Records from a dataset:
+---+

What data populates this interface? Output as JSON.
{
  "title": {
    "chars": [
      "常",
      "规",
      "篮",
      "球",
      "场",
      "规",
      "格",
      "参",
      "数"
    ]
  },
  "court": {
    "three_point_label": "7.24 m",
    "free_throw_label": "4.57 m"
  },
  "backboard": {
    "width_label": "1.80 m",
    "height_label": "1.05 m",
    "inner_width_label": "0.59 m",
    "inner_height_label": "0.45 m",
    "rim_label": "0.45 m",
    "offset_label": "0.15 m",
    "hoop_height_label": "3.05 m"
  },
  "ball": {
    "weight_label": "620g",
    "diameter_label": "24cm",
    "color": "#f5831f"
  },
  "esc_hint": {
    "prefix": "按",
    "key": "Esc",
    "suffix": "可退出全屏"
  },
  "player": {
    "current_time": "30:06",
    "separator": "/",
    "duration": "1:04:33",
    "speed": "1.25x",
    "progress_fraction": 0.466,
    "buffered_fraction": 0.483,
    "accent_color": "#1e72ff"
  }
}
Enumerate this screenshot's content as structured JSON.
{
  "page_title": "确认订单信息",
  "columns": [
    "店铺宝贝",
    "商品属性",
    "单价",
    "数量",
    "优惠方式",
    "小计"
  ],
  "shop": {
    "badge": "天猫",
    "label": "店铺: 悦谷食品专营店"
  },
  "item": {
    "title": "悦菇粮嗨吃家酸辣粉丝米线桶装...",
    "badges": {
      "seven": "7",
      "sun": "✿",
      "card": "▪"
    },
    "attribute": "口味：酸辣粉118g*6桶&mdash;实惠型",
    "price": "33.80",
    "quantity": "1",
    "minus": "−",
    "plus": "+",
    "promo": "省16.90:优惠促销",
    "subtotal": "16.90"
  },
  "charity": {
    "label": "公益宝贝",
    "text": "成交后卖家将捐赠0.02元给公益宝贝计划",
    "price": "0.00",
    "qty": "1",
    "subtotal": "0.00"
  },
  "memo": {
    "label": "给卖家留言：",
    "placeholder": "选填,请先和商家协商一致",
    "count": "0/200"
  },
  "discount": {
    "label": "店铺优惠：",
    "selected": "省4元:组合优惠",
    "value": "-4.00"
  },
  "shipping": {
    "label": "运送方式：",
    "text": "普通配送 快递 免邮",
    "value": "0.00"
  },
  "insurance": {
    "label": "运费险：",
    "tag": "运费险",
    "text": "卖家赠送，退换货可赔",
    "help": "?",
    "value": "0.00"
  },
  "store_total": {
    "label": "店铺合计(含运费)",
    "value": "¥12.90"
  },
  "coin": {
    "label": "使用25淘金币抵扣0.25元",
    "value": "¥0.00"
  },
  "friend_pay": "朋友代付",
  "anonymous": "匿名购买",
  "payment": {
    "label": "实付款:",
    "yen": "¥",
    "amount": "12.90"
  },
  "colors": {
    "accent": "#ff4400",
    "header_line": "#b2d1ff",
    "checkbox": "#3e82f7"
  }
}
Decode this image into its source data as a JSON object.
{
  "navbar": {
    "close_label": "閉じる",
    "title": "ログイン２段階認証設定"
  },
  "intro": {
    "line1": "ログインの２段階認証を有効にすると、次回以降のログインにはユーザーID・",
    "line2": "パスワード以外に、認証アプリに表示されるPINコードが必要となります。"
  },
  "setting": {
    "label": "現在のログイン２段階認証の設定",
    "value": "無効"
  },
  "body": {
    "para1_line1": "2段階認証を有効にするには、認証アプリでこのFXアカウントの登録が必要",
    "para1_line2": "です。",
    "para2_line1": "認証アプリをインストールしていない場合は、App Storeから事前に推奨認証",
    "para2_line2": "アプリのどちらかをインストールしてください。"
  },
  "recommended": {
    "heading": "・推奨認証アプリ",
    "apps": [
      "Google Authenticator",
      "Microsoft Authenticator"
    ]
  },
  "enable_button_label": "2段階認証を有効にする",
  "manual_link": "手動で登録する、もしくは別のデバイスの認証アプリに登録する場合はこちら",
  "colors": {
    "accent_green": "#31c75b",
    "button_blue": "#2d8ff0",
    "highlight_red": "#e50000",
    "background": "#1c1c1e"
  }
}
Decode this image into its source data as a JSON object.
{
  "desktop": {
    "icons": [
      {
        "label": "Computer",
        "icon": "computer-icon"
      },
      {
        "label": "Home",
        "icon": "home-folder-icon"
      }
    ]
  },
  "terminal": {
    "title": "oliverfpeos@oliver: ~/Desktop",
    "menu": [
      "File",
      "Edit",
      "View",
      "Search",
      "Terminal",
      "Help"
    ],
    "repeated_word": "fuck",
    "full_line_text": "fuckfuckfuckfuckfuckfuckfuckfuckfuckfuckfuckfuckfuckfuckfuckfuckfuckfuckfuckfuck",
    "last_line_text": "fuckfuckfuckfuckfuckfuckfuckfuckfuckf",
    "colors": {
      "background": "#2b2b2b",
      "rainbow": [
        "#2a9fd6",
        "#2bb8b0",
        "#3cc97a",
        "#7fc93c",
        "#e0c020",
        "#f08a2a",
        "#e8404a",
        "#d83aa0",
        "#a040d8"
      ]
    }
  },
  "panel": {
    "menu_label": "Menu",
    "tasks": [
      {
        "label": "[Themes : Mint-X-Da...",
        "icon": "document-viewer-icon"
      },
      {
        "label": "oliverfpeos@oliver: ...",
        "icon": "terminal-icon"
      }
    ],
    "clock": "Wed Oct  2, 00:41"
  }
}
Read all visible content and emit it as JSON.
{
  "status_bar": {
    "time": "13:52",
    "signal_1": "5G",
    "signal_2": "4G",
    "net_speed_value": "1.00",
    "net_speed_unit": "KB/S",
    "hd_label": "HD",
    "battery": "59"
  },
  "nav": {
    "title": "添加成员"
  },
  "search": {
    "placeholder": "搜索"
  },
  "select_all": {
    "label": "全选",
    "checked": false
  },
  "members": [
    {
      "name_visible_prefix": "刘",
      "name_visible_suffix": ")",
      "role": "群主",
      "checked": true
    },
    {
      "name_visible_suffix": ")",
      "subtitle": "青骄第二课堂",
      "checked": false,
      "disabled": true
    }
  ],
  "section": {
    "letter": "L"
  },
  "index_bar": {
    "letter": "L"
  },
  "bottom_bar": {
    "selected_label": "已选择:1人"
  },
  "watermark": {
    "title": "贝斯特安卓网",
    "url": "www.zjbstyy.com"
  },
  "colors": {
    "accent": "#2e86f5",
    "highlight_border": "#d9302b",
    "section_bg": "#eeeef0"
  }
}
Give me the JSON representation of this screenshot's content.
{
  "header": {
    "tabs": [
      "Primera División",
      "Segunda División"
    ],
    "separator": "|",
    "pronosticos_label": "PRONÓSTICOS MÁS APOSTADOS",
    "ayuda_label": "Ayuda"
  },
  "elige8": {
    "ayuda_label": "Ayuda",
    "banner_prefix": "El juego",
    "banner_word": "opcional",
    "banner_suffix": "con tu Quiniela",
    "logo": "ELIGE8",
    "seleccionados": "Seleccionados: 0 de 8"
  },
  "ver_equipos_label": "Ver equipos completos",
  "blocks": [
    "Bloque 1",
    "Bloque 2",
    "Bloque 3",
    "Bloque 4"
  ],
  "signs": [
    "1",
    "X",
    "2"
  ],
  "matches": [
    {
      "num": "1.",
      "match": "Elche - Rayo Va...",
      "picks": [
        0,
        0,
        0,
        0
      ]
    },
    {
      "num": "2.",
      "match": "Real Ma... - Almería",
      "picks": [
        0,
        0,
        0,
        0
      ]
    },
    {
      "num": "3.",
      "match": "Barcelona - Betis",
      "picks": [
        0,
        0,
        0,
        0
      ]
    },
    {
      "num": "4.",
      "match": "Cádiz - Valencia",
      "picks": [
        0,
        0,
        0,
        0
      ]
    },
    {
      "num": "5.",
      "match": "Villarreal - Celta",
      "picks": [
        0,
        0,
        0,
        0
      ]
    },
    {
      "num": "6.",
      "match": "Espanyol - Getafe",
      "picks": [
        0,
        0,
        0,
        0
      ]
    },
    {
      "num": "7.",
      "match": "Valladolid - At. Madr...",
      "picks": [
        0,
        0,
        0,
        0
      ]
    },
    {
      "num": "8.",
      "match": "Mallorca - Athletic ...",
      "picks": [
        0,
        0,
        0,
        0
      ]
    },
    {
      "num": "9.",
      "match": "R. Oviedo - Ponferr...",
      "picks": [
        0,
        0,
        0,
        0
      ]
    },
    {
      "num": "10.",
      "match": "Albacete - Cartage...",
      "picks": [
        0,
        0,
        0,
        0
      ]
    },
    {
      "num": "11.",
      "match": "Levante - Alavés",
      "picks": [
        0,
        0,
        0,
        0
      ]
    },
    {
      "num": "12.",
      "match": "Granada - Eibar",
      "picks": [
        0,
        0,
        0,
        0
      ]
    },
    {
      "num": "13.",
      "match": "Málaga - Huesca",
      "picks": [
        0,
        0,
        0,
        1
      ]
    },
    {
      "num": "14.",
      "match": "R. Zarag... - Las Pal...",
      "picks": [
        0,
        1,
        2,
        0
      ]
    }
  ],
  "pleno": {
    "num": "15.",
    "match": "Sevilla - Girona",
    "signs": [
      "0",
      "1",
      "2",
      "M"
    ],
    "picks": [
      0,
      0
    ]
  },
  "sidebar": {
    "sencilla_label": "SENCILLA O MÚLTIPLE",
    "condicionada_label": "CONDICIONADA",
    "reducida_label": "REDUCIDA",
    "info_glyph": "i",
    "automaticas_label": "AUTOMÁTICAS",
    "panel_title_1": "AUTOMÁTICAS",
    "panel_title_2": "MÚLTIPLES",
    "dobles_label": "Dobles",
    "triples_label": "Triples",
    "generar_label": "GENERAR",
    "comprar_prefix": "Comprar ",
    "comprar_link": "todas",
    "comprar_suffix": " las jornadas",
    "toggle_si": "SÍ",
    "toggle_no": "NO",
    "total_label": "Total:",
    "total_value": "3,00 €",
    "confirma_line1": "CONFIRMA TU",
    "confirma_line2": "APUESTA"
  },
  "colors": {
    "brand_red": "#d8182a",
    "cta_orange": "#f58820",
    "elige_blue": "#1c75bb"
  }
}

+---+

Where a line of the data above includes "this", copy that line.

● **PROBLEM SOLUTION**
What data populates this interface? Output as JSON.
Enumerate this screenshot's content as structured JSON.
Decode this image into its source data as a JSON object.
Decode this image into its source data as a JSON object.
Give me the JSON representation of this screenshot's content.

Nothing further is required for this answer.